▶ Supplied data
____
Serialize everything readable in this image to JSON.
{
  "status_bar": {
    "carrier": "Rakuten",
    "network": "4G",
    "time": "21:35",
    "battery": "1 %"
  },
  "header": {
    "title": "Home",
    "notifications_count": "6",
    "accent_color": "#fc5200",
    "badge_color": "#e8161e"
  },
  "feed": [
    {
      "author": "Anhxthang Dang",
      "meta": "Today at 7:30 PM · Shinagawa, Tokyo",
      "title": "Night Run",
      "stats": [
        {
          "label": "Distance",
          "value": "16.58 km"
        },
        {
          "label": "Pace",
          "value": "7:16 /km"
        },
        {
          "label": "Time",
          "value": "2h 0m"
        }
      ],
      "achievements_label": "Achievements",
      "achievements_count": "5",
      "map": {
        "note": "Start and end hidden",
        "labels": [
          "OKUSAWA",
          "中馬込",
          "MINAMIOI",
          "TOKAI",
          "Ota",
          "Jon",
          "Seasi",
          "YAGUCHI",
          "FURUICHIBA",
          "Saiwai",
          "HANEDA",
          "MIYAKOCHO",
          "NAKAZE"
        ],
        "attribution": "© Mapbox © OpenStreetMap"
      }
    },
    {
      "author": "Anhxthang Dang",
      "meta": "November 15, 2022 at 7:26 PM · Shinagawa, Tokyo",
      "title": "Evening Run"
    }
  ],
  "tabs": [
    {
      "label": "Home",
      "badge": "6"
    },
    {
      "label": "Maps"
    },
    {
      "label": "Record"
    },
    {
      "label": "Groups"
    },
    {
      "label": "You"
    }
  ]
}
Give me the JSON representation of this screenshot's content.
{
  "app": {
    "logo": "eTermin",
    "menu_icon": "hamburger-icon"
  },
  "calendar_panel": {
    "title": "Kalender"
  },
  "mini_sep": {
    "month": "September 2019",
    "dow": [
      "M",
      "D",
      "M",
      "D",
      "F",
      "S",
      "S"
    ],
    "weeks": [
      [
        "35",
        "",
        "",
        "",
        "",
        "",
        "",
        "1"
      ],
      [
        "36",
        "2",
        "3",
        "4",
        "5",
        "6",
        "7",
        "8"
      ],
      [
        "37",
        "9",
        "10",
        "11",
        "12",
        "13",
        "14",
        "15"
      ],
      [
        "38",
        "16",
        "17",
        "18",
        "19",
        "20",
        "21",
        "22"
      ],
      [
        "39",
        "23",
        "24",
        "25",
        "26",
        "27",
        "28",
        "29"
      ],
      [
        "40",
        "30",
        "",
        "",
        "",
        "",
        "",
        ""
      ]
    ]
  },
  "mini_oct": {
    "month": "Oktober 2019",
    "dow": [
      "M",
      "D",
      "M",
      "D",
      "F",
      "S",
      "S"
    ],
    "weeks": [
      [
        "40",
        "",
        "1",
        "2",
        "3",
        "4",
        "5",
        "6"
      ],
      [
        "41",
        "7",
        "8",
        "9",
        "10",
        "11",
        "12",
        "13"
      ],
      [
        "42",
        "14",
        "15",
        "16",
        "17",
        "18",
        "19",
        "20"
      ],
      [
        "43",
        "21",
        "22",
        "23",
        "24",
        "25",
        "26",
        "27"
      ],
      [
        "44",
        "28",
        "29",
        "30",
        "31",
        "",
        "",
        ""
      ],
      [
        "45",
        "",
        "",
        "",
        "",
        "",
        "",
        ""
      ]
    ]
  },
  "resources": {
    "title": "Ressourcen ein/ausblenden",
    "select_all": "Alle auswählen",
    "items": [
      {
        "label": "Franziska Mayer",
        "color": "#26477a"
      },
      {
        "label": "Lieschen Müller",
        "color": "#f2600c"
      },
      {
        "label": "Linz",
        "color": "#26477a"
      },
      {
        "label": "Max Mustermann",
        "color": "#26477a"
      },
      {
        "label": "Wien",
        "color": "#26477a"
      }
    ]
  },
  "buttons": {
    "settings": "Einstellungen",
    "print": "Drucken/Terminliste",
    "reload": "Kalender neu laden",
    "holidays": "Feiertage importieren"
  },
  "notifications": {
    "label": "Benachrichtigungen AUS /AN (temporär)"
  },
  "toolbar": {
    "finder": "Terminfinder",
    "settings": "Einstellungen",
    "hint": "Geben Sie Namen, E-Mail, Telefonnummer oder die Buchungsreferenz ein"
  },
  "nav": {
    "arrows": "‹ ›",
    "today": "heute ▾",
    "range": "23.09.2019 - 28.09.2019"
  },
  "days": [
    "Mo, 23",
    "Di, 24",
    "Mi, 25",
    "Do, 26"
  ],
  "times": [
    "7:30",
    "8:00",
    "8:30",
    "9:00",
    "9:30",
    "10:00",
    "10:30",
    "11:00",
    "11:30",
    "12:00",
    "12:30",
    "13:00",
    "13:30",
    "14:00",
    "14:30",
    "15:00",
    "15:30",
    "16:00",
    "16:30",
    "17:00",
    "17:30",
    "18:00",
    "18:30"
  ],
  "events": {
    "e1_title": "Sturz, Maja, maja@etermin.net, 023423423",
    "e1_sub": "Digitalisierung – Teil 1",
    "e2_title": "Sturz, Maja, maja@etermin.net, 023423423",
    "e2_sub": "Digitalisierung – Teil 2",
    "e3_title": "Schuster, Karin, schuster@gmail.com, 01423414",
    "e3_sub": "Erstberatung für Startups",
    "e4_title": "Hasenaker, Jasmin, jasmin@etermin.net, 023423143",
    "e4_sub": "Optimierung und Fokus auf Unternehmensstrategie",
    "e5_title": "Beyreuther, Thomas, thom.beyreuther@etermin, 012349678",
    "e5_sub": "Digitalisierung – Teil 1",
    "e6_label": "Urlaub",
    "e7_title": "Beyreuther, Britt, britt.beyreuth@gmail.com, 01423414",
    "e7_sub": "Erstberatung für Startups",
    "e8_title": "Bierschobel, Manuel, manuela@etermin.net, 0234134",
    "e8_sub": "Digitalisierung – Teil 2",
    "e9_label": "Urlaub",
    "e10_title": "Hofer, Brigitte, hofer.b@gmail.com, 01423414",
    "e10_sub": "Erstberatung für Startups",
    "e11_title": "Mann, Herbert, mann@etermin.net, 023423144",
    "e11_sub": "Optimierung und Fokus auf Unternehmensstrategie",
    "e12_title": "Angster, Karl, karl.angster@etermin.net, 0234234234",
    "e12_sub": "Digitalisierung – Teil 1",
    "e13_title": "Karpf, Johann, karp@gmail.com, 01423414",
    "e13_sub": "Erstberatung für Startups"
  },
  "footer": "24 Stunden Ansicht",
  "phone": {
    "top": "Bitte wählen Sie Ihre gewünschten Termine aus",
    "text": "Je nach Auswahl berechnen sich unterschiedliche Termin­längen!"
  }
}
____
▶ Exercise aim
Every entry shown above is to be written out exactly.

▶ Solution to the problem
Serialize everything readable in this image to JSON.
{
  "status_bar": {
    "carrier": "Rakuten",
    "network": "4G",
    "time": "21:35",
    "battery": "1 %"
  },
  "header": {
    "title": "Home",
    "notifications_count": "6",
    "accent_color": "#fc5200",
    "badge_color": "#e8161e"
  },
  "feed": [
    {
      "author": "Anhxthang Dang",
      "meta": "Today at 7:30 PM · Shinagawa, Tokyo",
      "title": "Night Run",
      "stats": [
        {
          "label": "Distance",
          "value": "16.58 km"
        },
        {
          "label": "Pace",
          "value": "7:16 /km"
        },
        {
          "label": "Time",
          "value": "2h 0m"
        }
      ],
      "achievements_label": "Achievements",
      "achievements_count": "5",
      "map": {
        "note": "Start and end hidden",
        "labels": [
          "OKUSAWA",
          "中馬込",
          "MINAMIOI",
          "TOKAI",
          "Ota",
          "Jon",
          "Seasi",
          "YAGUCHI",
          "FURUICHIBA",
          "Saiwai",
          "HANEDA",
          "MIYAKOCHO",
          "NAKAZE"
        ],
        "attribution": "© Mapbox © OpenStreetMap"
      }
    },
    {
      "author": "Anhxthang Dang",
      "meta": "November 15, 2022 at 7:26 PM · Shinagawa, Tokyo",
      "title": "Evening Run"
    }
  ],
  "tabs": [
    {
      "label": "Home",
      "badge": "6"
    },
    {
      "label": "Maps"
    },
    {
      "label": "Record"
    },
    {
      "label": "Groups"
    },
    {
      "label": "You"
    }
  ]
}
Give me the JSON representation of this screenshot's content.
{
  "app": {
    "logo": "eTermin",
    "menu_icon": "hamburger-icon"
  },
  "calendar_panel": {
    "title": "Kalender"
  },
  "mini_sep": {
    "month": "September 2019",
    "dow": [
      "M",
      "D",
      "M",
      "D",
      "F",
      "S",
      "S"
    ],
    "weeks": [
      [
        "35",
        "",
        "",
        "",
        "",
        "",
        "",
        "1"
      ],
      [
        "36",
        "2",
        "3",
        "4",
        "5",
        "6",
        "7",
        "8"
      ],
      [
        "37",
        "9",
        "10",
        "11",
        "12",
        "13",
        "14",
        "15"
      ],
      [
        "38",
        "16",
        "17",
        "18",
        "19",
        "20",
        "21",
        "22"
      ],
      [
        "39",
        "23",
        "24",
        "25",
        "26",
        "27",
        "28",
        "29"
      ],
      [
        "40",
        "30",
        "",
        "",
        "",
        "",
        "",
        ""
      ]
    ]
  },
  "mini_oct": {
    "month": "Oktober 2019",
    "dow": [
      "M",
      "D",
      "M",
      "D",
      "F",
      "S",
      "S"
    ],
    "weeks": [
      [
        "40",
        "",
        "1",
        "2",
        "3",
        "4",
        "5",
        "6"
      ],
      [
        "41",
        "7",
        "8",
        "9",
        "10",
        "11",
        "12",
        "13"
      ],
      [
        "42",
        "14",
        "15",
        "16",
        "17",
        "18",
        "19",
        "20"
      ],
      [
        "43",
        "21",
        "22",
        "23",
        "24",
        "25",
        "26",
        "27"
      ],
      [
        "44",
        "28",
        "29",
        "30",
        "31",
        "",
        "",
        ""
      ],
      [
        "45",
        "",
        "",
        "",
        "",
        "",
        "",
        ""
      ]
    ]
  },
  "resources": {
    "title": "Ressourcen ein/ausblenden",
    "select_all": "Alle auswählen",
    "items": [
      {
        "label": "Franziska Mayer",
        "color": "#26477a"
      },
      {
        "label": "Lieschen Müller",
        "color": "#f2600c"
      },
      {
        "label": "Linz",
        "color": "#26477a"
      },
      {
        "label": "Max Mustermann",
        "color": "#26477a"
      },
      {
        "label": "Wien",
        "color": "#26477a"
      }
    ]
  },
  "buttons": {
    "settings": "Einstellungen",
    "print": "Drucken/Terminliste",
    "reload": "Kalender neu laden",
    "holidays": "Feiertage importieren"
  },
  "notifications": {
    "label": "Benachrichtigungen AUS /AN (temporär)"
  },
  "toolbar": {
    "finder": "Terminfinder",
    "settings": "Einstellungen",
    "hint": "Geben Sie Namen, E-Mail, Telefonnummer oder die Buchungsreferenz ein"
  },
  "nav": {
    "arrows": "‹ ›",
    "today": "heute ▾",
    "range": "23.09.2019 - 28.09.2019"
  },
  "days": [
    "Mo, 23",
    "Di, 24",
    "Mi, 25",
    "Do, 26"
  ],
  "times": [
    "7:30",
    "8:00",
    "8:30",
    "9:00",
    "9:30",
    "10:00",
    "10:30",
    "11:00",
    "11:30",
    "12:00",
    "12:30",
    "13:00",
    "13:30",
    "14:00",
    "14:30",
    "15:00",
    "15:30",
    "16:00",
    "16:30",
    "17:00",
    "17:30",
    "18:00",
    "18:30"
  ],
  "events": {
    "e1_title": "Sturz, Maja, maja@etermin.net, 023423423",
    "e1_sub": "Digitalisierung – Teil 1",
    "e2_title": "Sturz, Maja, maja@etermin.net, 023423423",
    "e2_sub": "Digitalisierung – Teil 2",
    "e3_title": "Schuster, Karin, schuster@gmail.com, 01423414",
    "e3_sub": "Erstberatung für Startups",
    "e4_title": "Hasenaker, Jasmin, jasmin@etermin.net, 023423143",
    "e4_sub": "Optimierung und Fokus auf Unternehmensstrategie",
    "e5_title": "Beyreuther, Thomas, thom.beyreuther@etermin, 012349678",
    "e5_sub": "Digitalisierung – Teil 1",
    "e6_label": "Urlaub",
    "e7_title": "Beyreuther, Britt, britt.beyreuth@gmail.com, 01423414",
    "e7_sub": "Erstberatung für Startups",
    "e8_title": "Bierschobel, Manuel, manuela@etermin.net, 0234134",
    "e8_sub": "Digitalisierung – Teil 2",
    "e9_label": "Urlaub",
    "e10_title": "Hofer, Brigitte, hofer.b@gmail.com, 01423414",
    "e10_sub": "Erstberatung für Startups",
    "e11_title": "Mann, Herbert, mann@etermin.net, 023423144",
    "e11_sub": "Optimierung und Fokus auf Unternehmensstrategie",
    "e12_title": "Angster, Karl, karl.angster@etermin.net, 0234234234",
    "e12_sub": "Digitalisierung – Teil 1",
    "e13_title": "Karpf, Johann, karp@gmail.com, 01423414",
    "e13_sub": "Erstberatung für Startups"
  },
  "footer": "24 Stunden Ansicht",
  "phone": {
    "top": "Bitte wählen Sie Ihre gewünschten Termine aus",
    "text": "Je nach Auswahl berechnen sich unterschiedliche Termin­längen!"
  }
}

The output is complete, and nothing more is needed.